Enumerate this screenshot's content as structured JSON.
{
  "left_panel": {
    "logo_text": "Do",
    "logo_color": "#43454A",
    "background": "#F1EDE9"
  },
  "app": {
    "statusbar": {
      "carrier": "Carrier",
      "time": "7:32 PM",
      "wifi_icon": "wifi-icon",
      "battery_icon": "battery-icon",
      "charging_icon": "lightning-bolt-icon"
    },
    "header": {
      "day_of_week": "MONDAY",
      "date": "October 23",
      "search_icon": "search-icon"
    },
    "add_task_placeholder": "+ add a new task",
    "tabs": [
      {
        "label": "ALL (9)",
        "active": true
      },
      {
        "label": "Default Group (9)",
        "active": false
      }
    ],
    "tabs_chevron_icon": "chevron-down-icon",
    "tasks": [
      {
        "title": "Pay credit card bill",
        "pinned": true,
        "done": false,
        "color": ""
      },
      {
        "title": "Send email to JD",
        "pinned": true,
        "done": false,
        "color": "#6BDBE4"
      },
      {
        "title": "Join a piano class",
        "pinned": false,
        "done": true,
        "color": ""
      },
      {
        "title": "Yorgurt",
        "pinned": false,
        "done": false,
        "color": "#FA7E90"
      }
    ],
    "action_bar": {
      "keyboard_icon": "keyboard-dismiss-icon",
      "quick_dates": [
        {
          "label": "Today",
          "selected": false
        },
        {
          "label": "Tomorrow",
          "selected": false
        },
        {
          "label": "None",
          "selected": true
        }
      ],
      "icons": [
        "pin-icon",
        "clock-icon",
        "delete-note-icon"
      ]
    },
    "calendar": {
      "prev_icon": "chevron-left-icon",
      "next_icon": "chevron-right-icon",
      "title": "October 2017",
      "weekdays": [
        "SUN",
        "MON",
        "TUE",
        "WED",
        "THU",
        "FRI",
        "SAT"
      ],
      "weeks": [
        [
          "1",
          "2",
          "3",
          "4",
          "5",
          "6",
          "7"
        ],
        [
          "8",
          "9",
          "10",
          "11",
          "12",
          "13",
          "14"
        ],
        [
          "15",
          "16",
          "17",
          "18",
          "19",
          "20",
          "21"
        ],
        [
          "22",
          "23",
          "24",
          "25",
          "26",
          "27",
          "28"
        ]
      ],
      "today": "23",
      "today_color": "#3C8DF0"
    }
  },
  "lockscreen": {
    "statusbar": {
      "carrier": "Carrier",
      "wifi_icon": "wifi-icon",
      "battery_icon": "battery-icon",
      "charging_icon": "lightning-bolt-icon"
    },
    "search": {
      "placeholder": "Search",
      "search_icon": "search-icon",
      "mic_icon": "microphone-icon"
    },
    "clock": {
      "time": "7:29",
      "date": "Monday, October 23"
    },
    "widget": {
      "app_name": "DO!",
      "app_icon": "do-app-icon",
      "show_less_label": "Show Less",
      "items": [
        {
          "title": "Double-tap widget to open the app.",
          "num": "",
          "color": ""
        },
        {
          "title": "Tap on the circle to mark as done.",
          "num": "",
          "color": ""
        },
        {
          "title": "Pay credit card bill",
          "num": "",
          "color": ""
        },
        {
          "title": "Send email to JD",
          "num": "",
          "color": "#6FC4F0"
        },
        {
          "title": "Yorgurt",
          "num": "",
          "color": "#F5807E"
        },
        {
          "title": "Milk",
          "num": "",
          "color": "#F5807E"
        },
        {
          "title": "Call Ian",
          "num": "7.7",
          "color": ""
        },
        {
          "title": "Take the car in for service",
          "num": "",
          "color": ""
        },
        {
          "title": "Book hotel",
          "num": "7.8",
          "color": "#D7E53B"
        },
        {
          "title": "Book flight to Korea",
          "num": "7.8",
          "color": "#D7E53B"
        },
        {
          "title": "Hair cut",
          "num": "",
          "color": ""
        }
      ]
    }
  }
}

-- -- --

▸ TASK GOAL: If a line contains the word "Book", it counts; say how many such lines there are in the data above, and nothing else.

▸ TASK SOLUTION: 2